Where $\alpha$ is the learning rate, which controls the step size of the updates. By iteratively performing these updates on a training set, we can find the optimal weight vector $\omega$ that minimizes the loss function on the training set.

#### The Derivatives

Let’s begin by computing the derivative of the loss function with respect to the predicted output $\hat{y}$:
$$
\frac{\partial \mathcal{L}}{\partial\hat{y}} =
\frac{\partial}{\partial\hat{y}}
\left(

-\left(y\log(\hat{y}) + (1-y)\log(1-\hat{y})\right)
\right)
$$

Using the chain rule, we get:

$$\frac{\partial \mathcal{L}}{\partial \hat{y}} = -\frac{y}{\hat{y}} + \frac{1-y}{1-\hat{y}}$$ Here, we have used the fact that: $$ \frac{d \space log_a(x)}{dx} = \frac{1}{x\space log(a)} $$

The derivative of the predicted output $\hat{y}$ with respect to $z$:

$$ \frac{\partial\hat{y}}{\partial z} = \frac{\partial}{\partial z} \sigma(z) = \frac{\partial}{\partial z}\frac{1}{1 + e^{-z}} $$

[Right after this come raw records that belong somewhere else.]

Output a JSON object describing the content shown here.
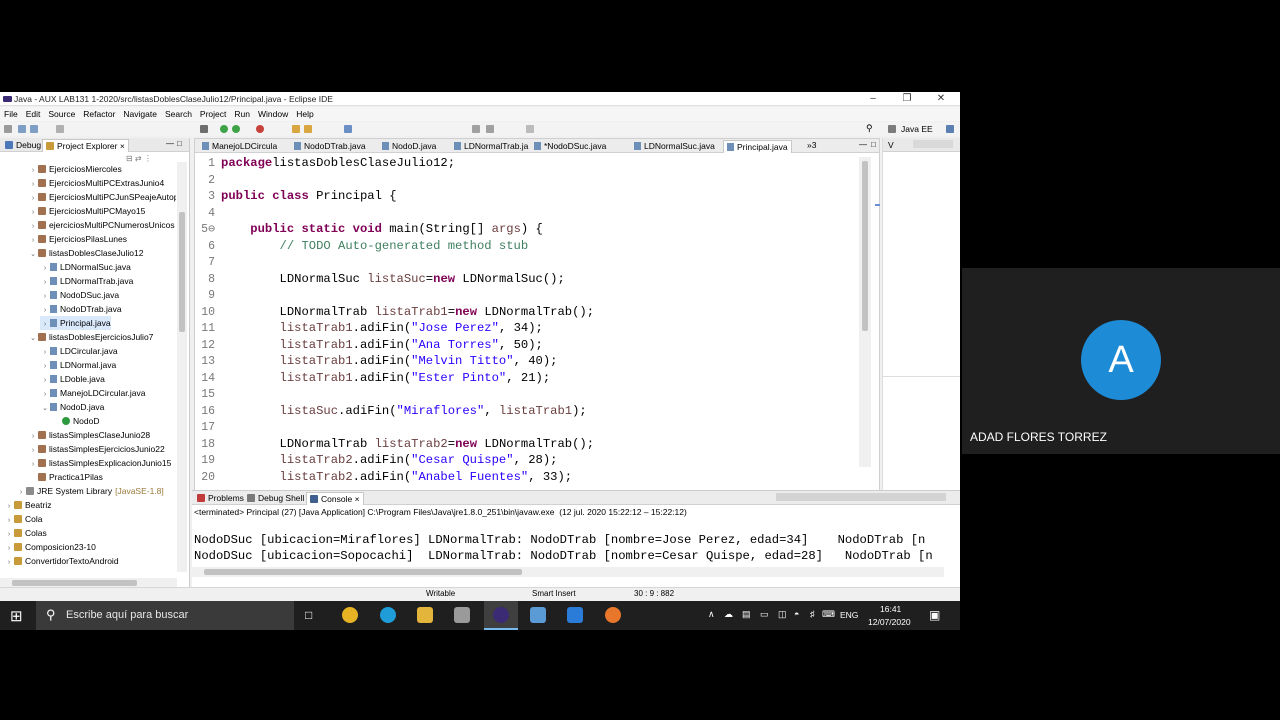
{
  "window": {
    "title": "Java - AUX LAB131 1-2020/src/listasDoblesClaseJulio12/Principal.java - Eclipse IDE",
    "minimize_icon": "minimize-icon",
    "restore_icon": "restore-icon",
    "close_icon": "close-icon"
  },
  "menu": [
    "File",
    "Edit",
    "Source",
    "Refactor",
    "Navigate",
    "Search",
    "Project",
    "Run",
    "Window",
    "Help"
  ],
  "perspective": "Java EE",
  "left_tabs": {
    "debug": "Debug",
    "explorer": "Project Explorer"
  },
  "tree": [
    {
      "label": "EjerciciosMiercoles",
      "indent": 2,
      "kind": "pkg",
      "twisty": ">"
    },
    {
      "label": "EjerciciosMultiPCExtrasJunio4",
      "indent": 2,
      "kind": "pkg",
      "twisty": ">"
    },
    {
      "label": "EjerciciosMultiPCJunSPeajeAutop",
      "indent": 2,
      "kind": "pkg",
      "twisty": ">"
    },
    {
      "label": "EjerciciosMultiPCMayo15",
      "indent": 2,
      "kind": "pkg",
      "twisty": ">"
    },
    {
      "label": "ejerciciosMultiPCNumerosUnicos",
      "indent": 2,
      "kind": "pkg",
      "twisty": ">"
    },
    {
      "label": "EjerciciosPilasLunes",
      "indent": 2,
      "kind": "pkg",
      "twisty": ">"
    },
    {
      "label": "listasDoblesClaseJulio12",
      "indent": 2,
      "kind": "pkg",
      "twisty": "v"
    },
    {
      "label": "LDNormalSuc.java",
      "indent": 3,
      "kind": "file",
      "twisty": ">"
    },
    {
      "label": "LDNormalTrab.java",
      "indent": 3,
      "kind": "file",
      "twisty": ">"
    },
    {
      "label": "NodoDSuc.java",
      "indent": 3,
      "kind": "file",
      "twisty": ">"
    },
    {
      "label": "NodoDTrab.java",
      "indent": 3,
      "kind": "file",
      "twisty": ">"
    },
    {
      "label": "Principal.java",
      "indent": 3,
      "kind": "file",
      "twisty": ">",
      "selected": true
    },
    {
      "label": "listasDoblesEjerciciosJulio7",
      "indent": 2,
      "kind": "pkg",
      "twisty": "v"
    },
    {
      "label": "LDCircular.java",
      "indent": 3,
      "kind": "file",
      "twisty": ">"
    },
    {
      "label": "LDNormal.java",
      "indent": 3,
      "kind": "file",
      "twisty": ">"
    },
    {
      "label": "LDoble.java",
      "indent": 3,
      "kind": "file",
      "twisty": ">"
    },
    {
      "label": "ManejoLDCircular.java",
      "indent": 3,
      "kind": "file",
      "twisty": ">"
    },
    {
      "label": "NodoD.java",
      "indent": 3,
      "kind": "file",
      "twisty": "v"
    },
    {
      "label": "NodoD",
      "indent": 4,
      "kind": "cls",
      "twisty": ""
    },
    {
      "label": "listasSimplesClaseJunio28",
      "indent": 2,
      "kind": "pkg",
      "twisty": ">"
    },
    {
      "label": "listasSimplesEjerciciosJunio22",
      "indent": 2,
      "kind": "pkg",
      "twisty": ">"
    },
    {
      "label": "listasSimplesExplicacionJunio15",
      "indent": 2,
      "kind": "pkg",
      "twisty": ">"
    },
    {
      "label": "Practica1Pilas",
      "indent": 2,
      "kind": "pkg",
      "twisty": ""
    },
    {
      "label": "JRE System Library",
      "suffix": "[JavaSE-1.8]",
      "indent": 1,
      "kind": "lib",
      "twisty": ">"
    },
    {
      "label": "Beatriz",
      "indent": 0,
      "kind": "proj",
      "twisty": ">"
    },
    {
      "label": "Cola",
      "indent": 0,
      "kind": "proj",
      "twisty": ">"
    },
    {
      "label": "Colas",
      "indent": 0,
      "kind": "proj",
      "twisty": ">"
    },
    {
      "label": "Composicion23-10",
      "indent": 0,
      "kind": "proj",
      "twisty": ">"
    },
    {
      "label": "ConvertidorTextoAndroid",
      "indent": 0,
      "kind": "proj",
      "twisty": ">"
    }
  ],
  "editor_tabs": [
    "ManejoLDCircula",
    "NodoDTrab.java",
    "NodoD.java",
    "LDNormalTrab.ja",
    "*NodoDSuc.java",
    "LDNormalSuc.java",
    "Principal.java"
  ],
  "editor_more": "»3",
  "code": [
    {
      "n": "1",
      "t": [
        [
          "kw",
          "package"
        ],
        [
          "",
          "listasDoblesClaseJulio12;"
        ]
      ]
    },
    {
      "n": "2",
      "t": []
    },
    {
      "n": "3",
      "t": [
        [
          "kw",
          "public class"
        ],
        [
          "",
          " Principal {"
        ]
      ]
    },
    {
      "n": "4",
      "t": []
    },
    {
      "n": "5⊖",
      "t": [
        [
          "",
          "    "
        ],
        [
          "kw",
          "public static void"
        ],
        [
          "",
          " main(String[] "
        ],
        [
          "va",
          "args"
        ],
        [
          "",
          ") {"
        ]
      ]
    },
    {
      "n": "6",
      "t": [
        [
          "",
          "        "
        ],
        [
          "cm",
          "// TODO Auto-generated method stub"
        ]
      ]
    },
    {
      "n": "7",
      "t": []
    },
    {
      "n": "8",
      "t": [
        [
          "",
          "        LDNormalSuc "
        ],
        [
          "va",
          "listaSuc"
        ],
        [
          "",
          "="
        ],
        [
          "kw",
          "new"
        ],
        [
          "",
          " LDNormalSuc();"
        ]
      ]
    },
    {
      "n": "9",
      "t": []
    },
    {
      "n": "10",
      "t": [
        [
          "",
          "        LDNormalTrab "
        ],
        [
          "va",
          "listaTrab1"
        ],
        [
          "",
          "="
        ],
        [
          "kw",
          "new"
        ],
        [
          "",
          " LDNormalTrab();"
        ]
      ]
    },
    {
      "n": "11",
      "t": [
        [
          "",
          "        "
        ],
        [
          "va",
          "listaTrab1"
        ],
        [
          "",
          ".adiFin("
        ],
        [
          "st",
          "\"Jose Perez\""
        ],
        [
          "",
          ", 34);"
        ]
      ]
    },
    {
      "n": "12",
      "t": [
        [
          "",
          "        "
        ],
        [
          "va",
          "listaTrab1"
        ],
        [
          "",
          ".adiFin("
        ],
        [
          "st",
          "\"Ana Torres\""
        ],
        [
          "",
          ", 50);"
        ]
      ]
    },
    {
      "n": "13",
      "t": [
        [
          "",
          "        "
        ],
        [
          "va",
          "listaTrab1"
        ],
        [
          "",
          ".adiFin("
        ],
        [
          "st",
          "\"Melvin Titto\""
        ],
        [
          "",
          ", 40);"
        ]
      ]
    },
    {
      "n": "14",
      "t": [
        [
          "",
          "        "
        ],
        [
          "va",
          "listaTrab1"
        ],
        [
          "",
          ".adiFin("
        ],
        [
          "st",
          "\"Ester Pinto\""
        ],
        [
          "",
          ", 21);"
        ]
      ]
    },
    {
      "n": "15",
      "t": []
    },
    {
      "n": "16",
      "t": [
        [
          "",
          "        "
        ],
        [
          "va",
          "listaSuc"
        ],
        [
          "",
          ".adiFin("
        ],
        [
          "st",
          "\"Miraflores\""
        ],
        [
          "",
          ", "
        ],
        [
          "va",
          "listaTrab1"
        ],
        [
          "",
          ");"
        ]
      ]
    },
    {
      "n": "17",
      "t": []
    },
    {
      "n": "18",
      "t": [
        [
          "",
          "        LDNormalTrab "
        ],
        [
          "va",
          "listaTrab2"
        ],
        [
          "",
          "="
        ],
        [
          "kw",
          "new"
        ],
        [
          "",
          " LDNormalTrab();"
        ]
      ]
    },
    {
      "n": "19",
      "t": [
        [
          "",
          "        "
        ],
        [
          "va",
          "listaTrab2"
        ],
        [
          "",
          ".adiFin("
        ],
        [
          "st",
          "\"Cesar Quispe\""
        ],
        [
          "",
          ", 28);"
        ]
      ]
    },
    {
      "n": "20",
      "t": [
        [
          "",
          "        "
        ],
        [
          "va",
          "listaTrab2"
        ],
        [
          "",
          ".adiFin("
        ],
        [
          "st",
          "\"Anabel Fuentes\""
        ],
        [
          "",
          ", 33);"
        ]
      ]
    }
  ],
  "console_tabs": {
    "problems": "Problems",
    "debug_shell": "Debug Shell",
    "console": "Console"
  },
  "console": {
    "header": "<terminated> Principal (27) [Java Application] C:\\Program Files\\Java\\jre1.8.0_251\\bin\\javaw.exe  (12 jul. 2020 15:22:12 – 15:22:12)",
    "lines": [
      "NodoDSuc [ubicacion=Miraflores] LDNormalTrab: NodoDTrab [nombre=Jose Perez, edad=34]    NodoDTrab [n",
      "NodoDSuc [ubicacion=Sopocachi]  LDNormalTrab: NodoDTrab [nombre=Cesar Quispe, edad=28]   NodoDTrab [n"
    ]
  },
  "status": {
    "writable": "Writable",
    "insert": "Smart Insert",
    "position": "30 : 9 : 882"
  },
  "taskbar": {
    "search_placeholder": "Escribe aquí para buscar",
    "lang": "ENG",
    "time": "16:41",
    "date": "12/07/2020"
  },
  "participant": {
    "initial": "A",
    "name": "ADAD FLORES TORREZ",
    "color": "#1e8bd6"
  }
}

Using the quotient rule, we get: $$ \frac{\partial\hat{y}}{\partial z} = \frac{e^{-z}}{(1 + e^{-z})^2} = \frac{1}{1 + e^{-z}}\cdot \frac{e^{-z}}{1 + e^{-z}} =\hat{y}(1-\hat{y}) $$ Here, we have used the fact that: $$ \sigma(z) = \frac{1}{1 + e^{-z}} $$

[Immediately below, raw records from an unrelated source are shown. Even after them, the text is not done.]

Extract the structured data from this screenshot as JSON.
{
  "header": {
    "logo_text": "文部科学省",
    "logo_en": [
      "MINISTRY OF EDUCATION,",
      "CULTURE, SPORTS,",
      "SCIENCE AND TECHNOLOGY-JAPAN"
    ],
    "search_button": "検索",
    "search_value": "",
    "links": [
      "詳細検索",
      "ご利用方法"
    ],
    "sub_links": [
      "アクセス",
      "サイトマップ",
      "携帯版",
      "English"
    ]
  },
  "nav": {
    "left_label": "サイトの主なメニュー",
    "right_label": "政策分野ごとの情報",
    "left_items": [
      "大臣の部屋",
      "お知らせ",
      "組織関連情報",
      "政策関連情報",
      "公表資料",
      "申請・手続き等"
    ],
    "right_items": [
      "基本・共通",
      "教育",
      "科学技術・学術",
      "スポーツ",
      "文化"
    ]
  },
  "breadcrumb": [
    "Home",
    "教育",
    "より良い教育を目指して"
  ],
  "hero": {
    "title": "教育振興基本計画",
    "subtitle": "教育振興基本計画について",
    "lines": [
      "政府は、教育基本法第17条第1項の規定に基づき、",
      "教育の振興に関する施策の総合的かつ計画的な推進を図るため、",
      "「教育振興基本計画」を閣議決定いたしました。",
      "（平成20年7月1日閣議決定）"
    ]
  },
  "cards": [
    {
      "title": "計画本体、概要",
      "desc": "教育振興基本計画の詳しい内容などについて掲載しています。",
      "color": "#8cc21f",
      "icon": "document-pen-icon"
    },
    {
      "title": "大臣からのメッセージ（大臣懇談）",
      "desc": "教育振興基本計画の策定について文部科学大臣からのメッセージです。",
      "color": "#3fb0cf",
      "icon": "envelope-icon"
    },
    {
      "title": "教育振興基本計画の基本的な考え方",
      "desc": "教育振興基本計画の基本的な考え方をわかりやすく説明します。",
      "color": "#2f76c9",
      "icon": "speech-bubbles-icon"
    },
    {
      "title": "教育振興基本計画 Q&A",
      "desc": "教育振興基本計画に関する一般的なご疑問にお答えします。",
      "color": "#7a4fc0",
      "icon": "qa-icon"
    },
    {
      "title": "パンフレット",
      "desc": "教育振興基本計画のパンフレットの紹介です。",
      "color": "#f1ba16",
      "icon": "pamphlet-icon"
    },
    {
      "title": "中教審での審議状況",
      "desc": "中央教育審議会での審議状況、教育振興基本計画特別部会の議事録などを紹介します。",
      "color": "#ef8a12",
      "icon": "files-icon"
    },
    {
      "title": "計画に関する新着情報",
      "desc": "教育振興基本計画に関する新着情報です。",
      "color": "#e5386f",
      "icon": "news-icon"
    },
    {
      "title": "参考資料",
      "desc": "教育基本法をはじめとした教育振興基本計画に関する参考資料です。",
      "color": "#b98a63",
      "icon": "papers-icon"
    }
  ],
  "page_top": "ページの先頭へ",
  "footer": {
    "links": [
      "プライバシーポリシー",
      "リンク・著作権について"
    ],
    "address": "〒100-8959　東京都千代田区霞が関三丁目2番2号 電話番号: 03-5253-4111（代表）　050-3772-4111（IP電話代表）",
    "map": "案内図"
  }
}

The derivative of $z$ with respect to $\omega_i$: $$ \frac{\partial z}{\partial \omega_i} = \frac{\partial}{\partial \omega_i} \omega^T x + b = \frac{\partial}{\partial \omega_i} (\omega_1 x_1 + \dots + w_ix_i+\dots+w_nx_n) + b = x_i $$

Similarly, $$ \frac{\partial z}{\partial b} = \frac{\partial}{\partial b} \omega^T x + b = \frac{\partial}{\partial b} (\omega_1 x_1 + \dots + w_ix_i+\dots+w_nx_n) + b = 1 $$

Therefore

$$ \frac{\partial\mathcal{L}}{\partial \omega_i} = \frac{\partial\mathcal{L}}{\partial \hat{y}} \cdot \frac{\partial \hat{y}}{\partial z} \cdot \frac{\partial z}{\partial \omega_i} = \left( -\frac{y}{\hat{y}} + \frac{1-y}{1-\hat{y}} \right) \cdot \left( \hat{y}(1-\hat{y}) \right) \cdot \left( x_i \right) = \left( \hat{y} - y \right) x_i $$

and

$$ \frac{\partial\mathcal{L}}{\partial b} = \frac{\partial\mathcal{L}}{\partial \hat{y}} \cdot \frac{\partial \hat{y}}{\partial z} \cdot \frac{\partial z}{\partial b} = \left( -\frac{y}{\hat{y}} + \frac{1-y}{1-\hat{y}} \right) \cdot \left( \hat{y}(1-\hat{y}) \right) \cdot \left( 1 \right) = \left( \hat{y} - y \right) $$

### Extreme Cases

When the predicted value is 1, i.e., $\hat{y}=1$, the derivative of the loss with respect to the predicted output, $\frac{\partial \mathcal{L}}{\partial \hat{y}}$, will be undefined because of the term $\frac{1-y}{1-\hat{y}}$ in the equation.

Similarly, in the case where the predicted value is exactly 0, i.e., $\hat{y}=0$, the derivative of the loss with respect to the predicted output, $\frac{\partial \mathcal{L}}{\partial \hat{y}}$, will also be undefined because of the term $\frac{-y}{\hat{y}}$ in the equation.

In these cases, the backpropagation step cannot proceed as usual, since the derivative of the loss function with respect to the predicted output is a required component. One approach to address this issue is to add a small value $\epsilon$ to $\hat{y}$ in the calculation of the loss function, so that the logarithm term is well-defined. This is sometimes called “label smoothing”.

Another approach is to use a modified loss function that does not have this issue, such as the hinge loss used in support vector machines (SVMs). However, it’s worth noting that logistic regression is a popular and effective method for binary classification, and the issue of undefined derivatives is relatively rare in practice.